The Smiths supported The Sisters Of Mercy on May 6, 1983 (at University Of London Union) and June 29, 1983 (at Brixton Ace).
Rock band formed in Leeds, UK, in 1980, by singer Andrew Eldritch and guitarist Gary Marx. They were soon joined by drummer Doktor Avalanche – the stage name for what became a long succession of drum machines. The band’s dark subject matter, literary references (Eldritch’s lyrics nod to anyone from Shelley to Leonard Cohen), cavernous reverb and black record sleeves led the music press to dub them a “goth rock” act, though the band has always rejected this description.
The debut album *First And Last And Always* was not released until 1985, and the lineup that recorded it split soon afterwards. To prevent departing members Craig Adams and Wayne Hussey from renaming themselves The Sisterhood, Eldritch hurriedly released his own album under this name; Adams and Hussey instead formed The Mission. Eldritch then rebooted the Sisters as a duo of himself and bassist Patricia Morrison; the 1987 album *Floodland* prominently featured synthesizers. In 1990 the Sisters returned to live performance after a five-year absence, promoting a new album, *Vision Thing*, recorded mainly by Eldritch and guitarist Andreas Bruhn.
Two further singles followed, before a long feud with record company EastWest began. Although the band, with various lineups, has continued to tour regularly – playing a mix of old and new songs – ever since, there has been no new Sisters release since 1993.

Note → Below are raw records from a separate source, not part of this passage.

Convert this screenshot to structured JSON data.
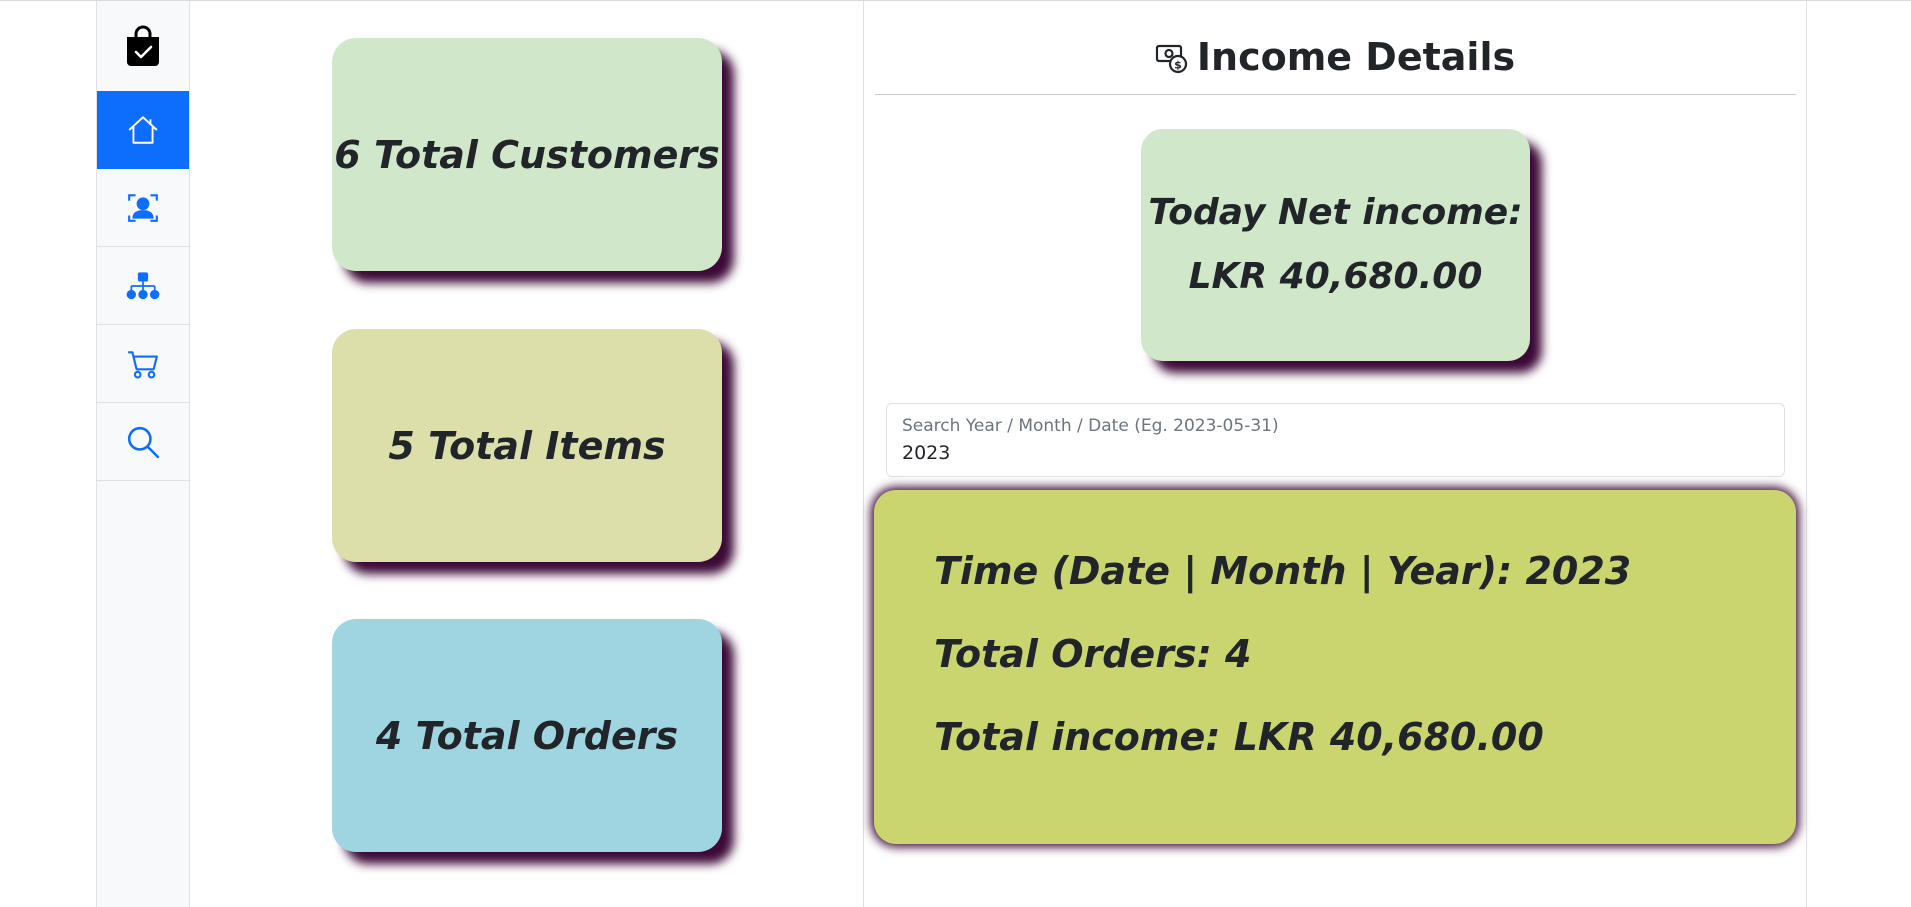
{
  "sidebar": {
    "items": [
      {
        "name": "home",
        "icon": "home-icon",
        "active": true
      },
      {
        "name": "customers",
        "icon": "person-badge-icon",
        "active": false
      },
      {
        "name": "items",
        "icon": "diagram-icon",
        "active": false
      },
      {
        "name": "orders",
        "icon": "cart-icon",
        "active": false
      },
      {
        "name": "search",
        "icon": "search-icon",
        "active": false
      }
    ],
    "brand_icon": "shopping-bag-check-icon"
  },
  "stats": {
    "customers": "6 Total Customers",
    "items": "5 Total Items",
    "orders": "4 Total Orders"
  },
  "income": {
    "title": "Income Details",
    "title_icon": "cash-coin-icon",
    "today_label": "Today Net income:",
    "today_value": "LKR 40,680.00",
    "search_label": "Search Year / Month / Date (Eg. 2023-05-31)",
    "search_value": "2023",
    "summary": {
      "time": "Time (Date | Month | Year): 2023",
      "orders": "Total Orders: 4",
      "income": "Total income: LKR 40,680.00"
    }
  },
  "colors": {
    "accent": "#0d6efd",
    "card_green": "#d1e7c9",
    "card_yellow": "#dcdfaa",
    "card_blue": "#9fd5e1",
    "card_lime": "#cad56f",
    "shadow": "#3d0a38"
  }
}
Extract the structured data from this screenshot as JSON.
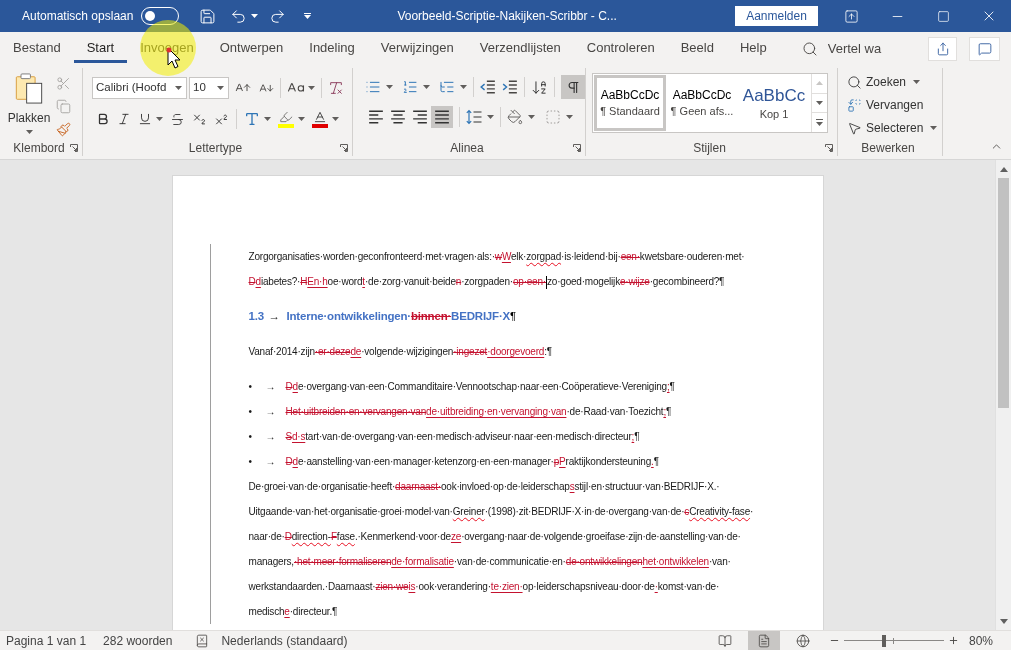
{
  "title_bar": {
    "autosave_label": "Automatisch opslaan",
    "autosave": {
      "on": false
    },
    "title": "Voorbeeld-Scriptie-Nakijken-Scribbr - C...",
    "sign_in": "Aanmelden"
  },
  "tabs": [
    {
      "label": "Bestand",
      "selected": false
    },
    {
      "label": "Start",
      "selected": true
    },
    {
      "label": "Invoegen",
      "selected": false
    },
    {
      "label": "Ontwerpen",
      "selected": false
    },
    {
      "label": "Indeling",
      "selected": false
    },
    {
      "label": "Verwijzingen",
      "selected": false
    },
    {
      "label": "Verzendlijsten",
      "selected": false
    },
    {
      "label": "Controleren",
      "selected": false
    },
    {
      "label": "Beeld",
      "selected": false
    },
    {
      "label": "Help",
      "selected": false
    }
  ],
  "tell_me": {
    "placeholder": "Vertel wa"
  },
  "mouse_pointer": {
    "highlight": true
  },
  "ribbon": {
    "clipboard": {
      "paste": "Plakken",
      "tools": [
        {
          "kind": "cut",
          "disabled": true
        },
        {
          "kind": "copy",
          "disabled": true
        },
        {
          "kind": "format_painter",
          "disabled": false
        }
      ],
      "label": "Klembord"
    },
    "font": {
      "name": "Calibri (Hoofd",
      "size": "10",
      "label": "Lettertype"
    },
    "paragraph": {
      "show_marks": {
        "on": true
      },
      "alignment": [
        {
          "kind": "left",
          "selected": false
        },
        {
          "kind": "center",
          "selected": false
        },
        {
          "kind": "right",
          "selected": false
        },
        {
          "kind": "justify",
          "selected": true
        }
      ],
      "label": "Alinea"
    },
    "styles": {
      "items": [
        {
          "kind": "body",
          "preview": "AaBbCcDc",
          "name": "¶ Standaard",
          "selected": true
        },
        {
          "kind": "body",
          "preview": "AaBbCcDc",
          "name": "¶ Geen afs...",
          "selected": false
        },
        {
          "kind": "heading",
          "preview": "AaBbCc",
          "name": "Kop 1",
          "selected": false
        }
      ],
      "label": "Stijlen"
    },
    "editing": {
      "items": [
        {
          "kind": "find",
          "label": "Zoeken",
          "dropdown": true
        },
        {
          "kind": "replace",
          "label": "Vervangen",
          "dropdown": false
        },
        {
          "kind": "select",
          "label": "Selecteren",
          "dropdown": true
        }
      ],
      "label": "Bewerken"
    }
  },
  "document": {
    "blocks": [
      {
        "kind": "paragraph",
        "lines": [
          [
            {
              "kind": "text",
              "text": "Zorgorganisaties·worden·geconfronteerd·met·vragen·als:·"
            },
            {
              "kind": "deleted",
              "text": "w"
            },
            {
              "kind": "inserted",
              "text": "W"
            },
            {
              "kind": "text",
              "text": "elk·"
            },
            {
              "kind": "misspelled",
              "text": "zorgpad"
            },
            {
              "kind": "text",
              "text": "·is·leidend·bij·"
            },
            {
              "kind": "deleted",
              "text": "een·"
            },
            {
              "kind": "text",
              "text": "kwetsbare·ouderen·met·"
            }
          ],
          [
            {
              "kind": "deleted",
              "text": "D"
            },
            {
              "kind": "inserted",
              "text": "d"
            },
            {
              "kind": "text",
              "text": "iabetes?·"
            },
            {
              "kind": "deleted",
              "text": "H"
            },
            {
              "kind": "inserted",
              "text": "En·h"
            },
            {
              "kind": "text",
              "text": "oe·word"
            },
            {
              "kind": "inserted",
              "text": "t"
            },
            {
              "kind": "text",
              "text": "·de·zorg·vanuit·beide"
            },
            {
              "kind": "deleted",
              "text": "n"
            },
            {
              "kind": "text",
              "text": "·zorgpaden·"
            },
            {
              "kind": "deleted",
              "text": "op·een·"
            },
            {
              "kind": "caret"
            },
            {
              "kind": "text",
              "text": "zo·goed·mogelijk"
            },
            {
              "kind": "deleted",
              "text": "e·wijze"
            },
            {
              "kind": "text",
              "text": "·gecombineerd?¶"
            }
          ]
        ]
      },
      {
        "kind": "heading",
        "number": "1.3",
        "tab": "→",
        "lines": [
          [
            {
              "kind": "text",
              "text": "Interne·ontwikkelingen·"
            },
            {
              "kind": "deleted",
              "text": "binnen·"
            },
            {
              "kind": "text",
              "text": "BEDRIJF·X"
            },
            {
              "kind": "mark",
              "text": "¶"
            }
          ]
        ]
      },
      {
        "kind": "paragraph",
        "lines": [
          [
            {
              "kind": "text",
              "text": "Vanaf·2014·zijn"
            },
            {
              "kind": "deleted",
              "text": "·er·deze"
            },
            {
              "kind": "inserted",
              "text": "de"
            },
            {
              "kind": "text",
              "text": "·volgende·wijzigingen"
            },
            {
              "kind": "deleted",
              "text": "·ingezet"
            },
            {
              "kind": "inserted",
              "text": "·doorgevoerd"
            },
            {
              "kind": "text",
              "text": ":¶"
            }
          ]
        ]
      },
      {
        "kind": "bullet",
        "bullet": "•",
        "tab": "→",
        "lines": [
          [
            {
              "kind": "deleted",
              "text": "D"
            },
            {
              "kind": "inserted",
              "text": "d"
            },
            {
              "kind": "text",
              "text": "e·overgang·van·een·Commanditaire·Vennootschap·naar·een·Coöperatieve·Vereniging"
            },
            {
              "kind": "inserted",
              "text": ";"
            },
            {
              "kind": "text",
              "text": "¶"
            }
          ]
        ]
      },
      {
        "kind": "bullet",
        "bullet": "•",
        "tab": "→",
        "lines": [
          [
            {
              "kind": "deleted",
              "text": "Het·uitbreiden·en·vervangen·van"
            },
            {
              "kind": "inserted",
              "text": "de·uitbreiding·en·vervanging·van"
            },
            {
              "kind": "text",
              "text": "·de·Raad·van·Toezicht"
            },
            {
              "kind": "inserted",
              "text": ";"
            },
            {
              "kind": "text",
              "text": "¶"
            }
          ]
        ]
      },
      {
        "kind": "bullet",
        "bullet": "•",
        "tab": "→",
        "lines": [
          [
            {
              "kind": "deleted",
              "text": "S"
            },
            {
              "kind": "inserted",
              "text": "d·s"
            },
            {
              "kind": "text",
              "text": "tart·van·de·overgang·van·een·medisch·adviseur·naar·een·medisch·directeur"
            },
            {
              "kind": "inserted",
              "text": ";"
            },
            {
              "kind": "text",
              "text": "¶"
            }
          ]
        ]
      },
      {
        "kind": "bullet",
        "bullet": "•",
        "tab": "→",
        "lines": [
          [
            {
              "kind": "deleted",
              "text": "D"
            },
            {
              "kind": "inserted",
              "text": "d"
            },
            {
              "kind": "text",
              "text": "e·aanstelling·van·een·manager·ketenzorg·en·een·manager·"
            },
            {
              "kind": "deleted",
              "text": "p"
            },
            {
              "kind": "inserted",
              "text": "P"
            },
            {
              "kind": "text",
              "text": "raktijkondersteuning"
            },
            {
              "kind": "inserted",
              "text": "."
            },
            {
              "kind": "text",
              "text": "¶"
            }
          ]
        ]
      },
      {
        "kind": "paragraph",
        "lines": [
          [
            {
              "kind": "text",
              "text": "De·groei·van·de·organisatie·heeft·"
            },
            {
              "kind": "deleted",
              "text": "daarnaast·"
            },
            {
              "kind": "text",
              "text": "ook·invloed·op·de·leiderschap"
            },
            {
              "kind": "inserted",
              "text": "s"
            },
            {
              "kind": "text",
              "text": "stijl·en·structuur·van·BEDRIJF·X.·"
            }
          ],
          [
            {
              "kind": "text",
              "text": "Uitgaande·van·het·organisatie·groei·model·van·"
            },
            {
              "kind": "misspelled",
              "text": "Greiner"
            },
            {
              "kind": "text",
              "text": "·(1998)·zit·BEDRIJF·X·in·de·overgang·van·de·"
            },
            {
              "kind": "deleted",
              "text": "c"
            },
            {
              "kind": "misspelled",
              "text": "Creativity-fase"
            },
            {
              "kind": "text",
              "text": "·"
            }
          ],
          [
            {
              "kind": "text",
              "text": "naar·de·"
            },
            {
              "kind": "deleted",
              "text": "D"
            },
            {
              "kind": "misspelled",
              "text": "direction-"
            },
            {
              "kind": "deleted",
              "text": "F"
            },
            {
              "kind": "misspelled",
              "text": "fase"
            },
            {
              "kind": "text",
              "text": ".·Kenmerkend·voor·de"
            },
            {
              "kind": "inserted",
              "text": "ze"
            },
            {
              "kind": "text",
              "text": "·overgang·naar·de·volgende·groeifase·zijn·de·aanstelling·van·de·"
            }
          ],
          [
            {
              "kind": "text",
              "text": "managers,"
            },
            {
              "kind": "deleted",
              "text": "·het·meer·formaliseren"
            },
            {
              "kind": "inserted",
              "text": "de·formalisatie"
            },
            {
              "kind": "text",
              "text": "·van·de·communicatie·en·"
            },
            {
              "kind": "deleted",
              "text": "de·ontwikkelingen"
            },
            {
              "kind": "inserted",
              "text": "het·ontwikkelen"
            },
            {
              "kind": "text",
              "text": "·van·"
            }
          ],
          [
            {
              "kind": "text",
              "text": "werkstandaarden.·Daarnaast·"
            },
            {
              "kind": "deleted",
              "text": "zien·we"
            },
            {
              "kind": "inserted",
              "text": "is"
            },
            {
              "kind": "text",
              "text": "·ook·verandering·"
            },
            {
              "kind": "inserted",
              "text": "te·zien·"
            },
            {
              "kind": "text",
              "text": "op·leiderschapsniveau·door·de"
            },
            {
              "kind": "inserted",
              "text": "·"
            },
            {
              "kind": "text",
              "text": "komst·van·de·"
            }
          ],
          [
            {
              "kind": "text",
              "text": "medisch"
            },
            {
              "kind": "inserted",
              "text": "e"
            },
            {
              "kind": "text",
              "text": "·directeur.¶"
            }
          ]
        ]
      }
    ]
  },
  "status_bar": {
    "page": "Pagina 1 van 1",
    "words": "282 woorden",
    "language": "Nederlands (standaard)",
    "views": [
      {
        "kind": "read",
        "selected": false
      },
      {
        "kind": "print",
        "selected": true
      },
      {
        "kind": "web",
        "selected": false
      }
    ],
    "zoom": {
      "level": 0.4,
      "reading": "80%"
    }
  }
}
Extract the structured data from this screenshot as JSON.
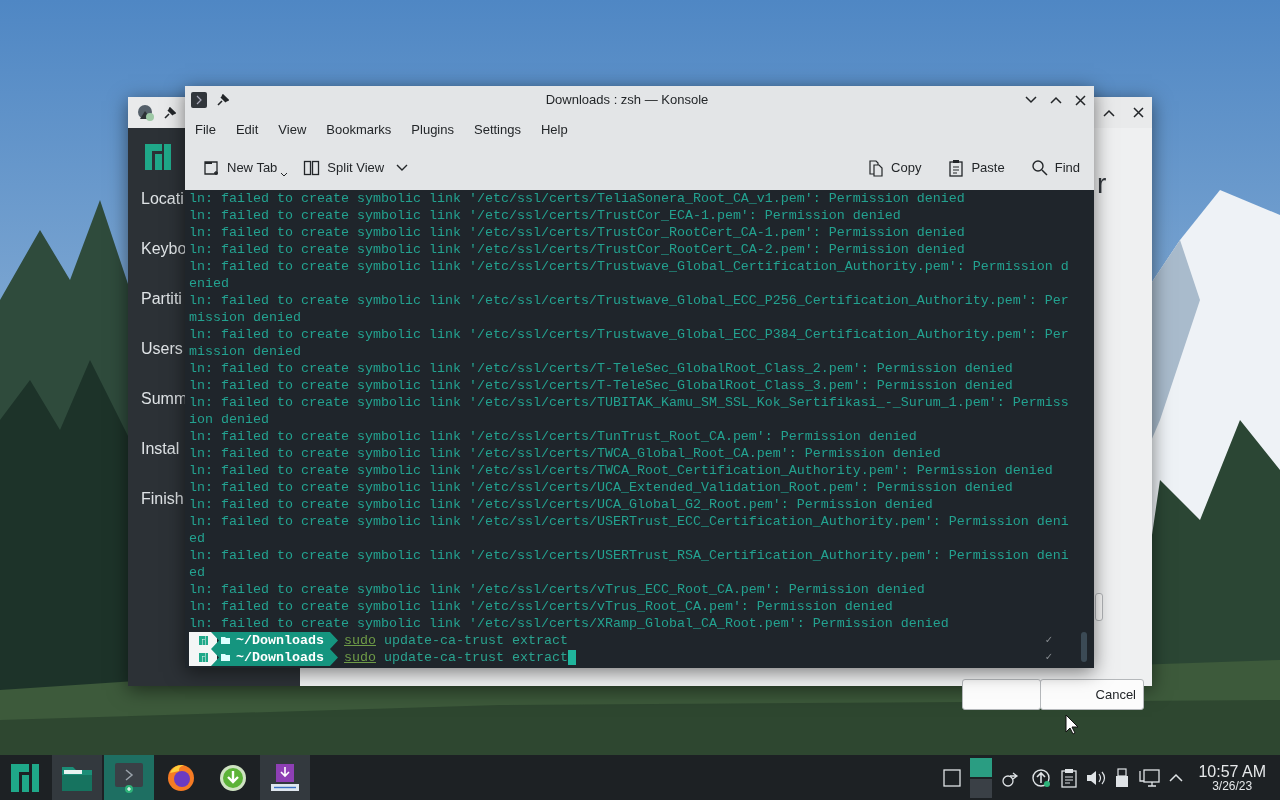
{
  "installer": {
    "sidebar_items": [
      "Locati",
      "Keybo",
      "Partiti",
      "Users",
      "Summ",
      "Instal",
      "Finish"
    ],
    "heading": "r",
    "buttons": [
      "Cancel"
    ]
  },
  "konsole": {
    "title": "Downloads : zsh — Konsole",
    "menu": [
      "File",
      "Edit",
      "View",
      "Bookmarks",
      "Plugins",
      "Settings",
      "Help"
    ],
    "toolbar_left": [
      {
        "kind": "new-tab",
        "label": "New Tab"
      },
      {
        "kind": "split-view",
        "label": "Split View"
      }
    ],
    "toolbar_right": [
      {
        "kind": "copy",
        "label": "Copy"
      },
      {
        "kind": "paste",
        "label": "Paste"
      },
      {
        "kind": "find",
        "label": "Find"
      }
    ],
    "terminal": {
      "lines": [
        "ln: failed to create symbolic link '/etc/ssl/certs/TeliaSonera_Root_CA_v1.pem': Permission denied",
        "ln: failed to create symbolic link '/etc/ssl/certs/TrustCor_ECA-1.pem': Permission denied",
        "ln: failed to create symbolic link '/etc/ssl/certs/TrustCor_RootCert_CA-1.pem': Permission denied",
        "ln: failed to create symbolic link '/etc/ssl/certs/TrustCor_RootCert_CA-2.pem': Permission denied",
        "ln: failed to create symbolic link '/etc/ssl/certs/Trustwave_Global_Certification_Authority.pem': Permission d",
        "enied",
        "ln: failed to create symbolic link '/etc/ssl/certs/Trustwave_Global_ECC_P256_Certification_Authority.pem': Per",
        "mission denied",
        "ln: failed to create symbolic link '/etc/ssl/certs/Trustwave_Global_ECC_P384_Certification_Authority.pem': Per",
        "mission denied",
        "ln: failed to create symbolic link '/etc/ssl/certs/T-TeleSec_GlobalRoot_Class_2.pem': Permission denied",
        "ln: failed to create symbolic link '/etc/ssl/certs/T-TeleSec_GlobalRoot_Class_3.pem': Permission denied",
        "ln: failed to create symbolic link '/etc/ssl/certs/TUBITAK_Kamu_SM_SSL_Kok_Sertifikasi_-_Surum_1.pem': Permiss",
        "ion denied",
        "ln: failed to create symbolic link '/etc/ssl/certs/TunTrust_Root_CA.pem': Permission denied",
        "ln: failed to create symbolic link '/etc/ssl/certs/TWCA_Global_Root_CA.pem': Permission denied",
        "ln: failed to create symbolic link '/etc/ssl/certs/TWCA_Root_Certification_Authority.pem': Permission denied",
        "ln: failed to create symbolic link '/etc/ssl/certs/UCA_Extended_Validation_Root.pem': Permission denied",
        "ln: failed to create symbolic link '/etc/ssl/certs/UCA_Global_G2_Root.pem': Permission denied",
        "ln: failed to create symbolic link '/etc/ssl/certs/USERTrust_ECC_Certification_Authority.pem': Permission deni",
        "ed",
        "ln: failed to create symbolic link '/etc/ssl/certs/USERTrust_RSA_Certification_Authority.pem': Permission deni",
        "ed",
        "ln: failed to create symbolic link '/etc/ssl/certs/vTrus_ECC_Root_CA.pem': Permission denied",
        "ln: failed to create symbolic link '/etc/ssl/certs/vTrus_Root_CA.pem': Permission denied",
        "ln: failed to create symbolic link '/etc/ssl/certs/XRamp_Global_CA_Root.pem': Permission denied"
      ],
      "prompts": [
        {
          "path": "~/Downloads",
          "prefix": "sudo",
          "command": "update-ca-trust extract",
          "status": "✓",
          "cursor": false
        },
        {
          "path": "~/Downloads",
          "prefix": "sudo",
          "command": "update-ca-trust extract",
          "status": "✓",
          "cursor": true
        }
      ]
    }
  },
  "taskbar": {
    "apps": [
      {
        "kind": "menu",
        "selected": false,
        "running": false
      },
      {
        "kind": "files",
        "selected": false,
        "running": true
      },
      {
        "kind": "terminal",
        "selected": true,
        "running": true
      },
      {
        "kind": "browser",
        "selected": false,
        "running": false
      },
      {
        "kind": "downloader",
        "selected": false,
        "running": false
      },
      {
        "kind": "installer",
        "selected": false,
        "running": true
      }
    ],
    "tray": [
      {
        "kind": "show-desktop"
      },
      {
        "kind": "pager"
      },
      {
        "kind": "connect"
      },
      {
        "kind": "updates"
      },
      {
        "kind": "clipboard"
      },
      {
        "kind": "volume"
      },
      {
        "kind": "usb"
      },
      {
        "kind": "network"
      },
      {
        "kind": "expand"
      }
    ],
    "clock": {
      "time": "10:57 AM",
      "date": "3/26/23"
    }
  }
}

The Sisters of Mercy are an English rock band formed in Leeds in 1980. After achieving early underground fame there, the band had their commercial breakthrough in the mid-1980s and sustained it until the early 1990s, when they stopped releasing new records in protest against their record company, WEA. Currently, the band are a touring outfit only. The group has released three original studio albums: First and Last and Always (1985), Floodland (1987), and Vision Thing (1990). Each album was recorded by a different line-up; singer-songwriter Andrew Eldritch and the drum machine called Doktor Avalanche are the only points of continuity throughout. Eldritch and Avalanche were also involved in the Sisterhood, a side project connected with Eldritch's dispute with former members. The Sisters of Mercy ceased recording activity in the early 1990s, when they went on strike against East West Records, who they accused of incompetence and withholding royalties, and had pressured the group to release at least two more studio albums; instead, the label released the album Go Figure under the moniker SSV in 1997. Although the Sisters of Mercy were eventually released from their contract with East West, they have never been signed to another label nor released any new material. They have continued to perform new songs live. Former members of the group established the bands Ghost Dance and the Mission.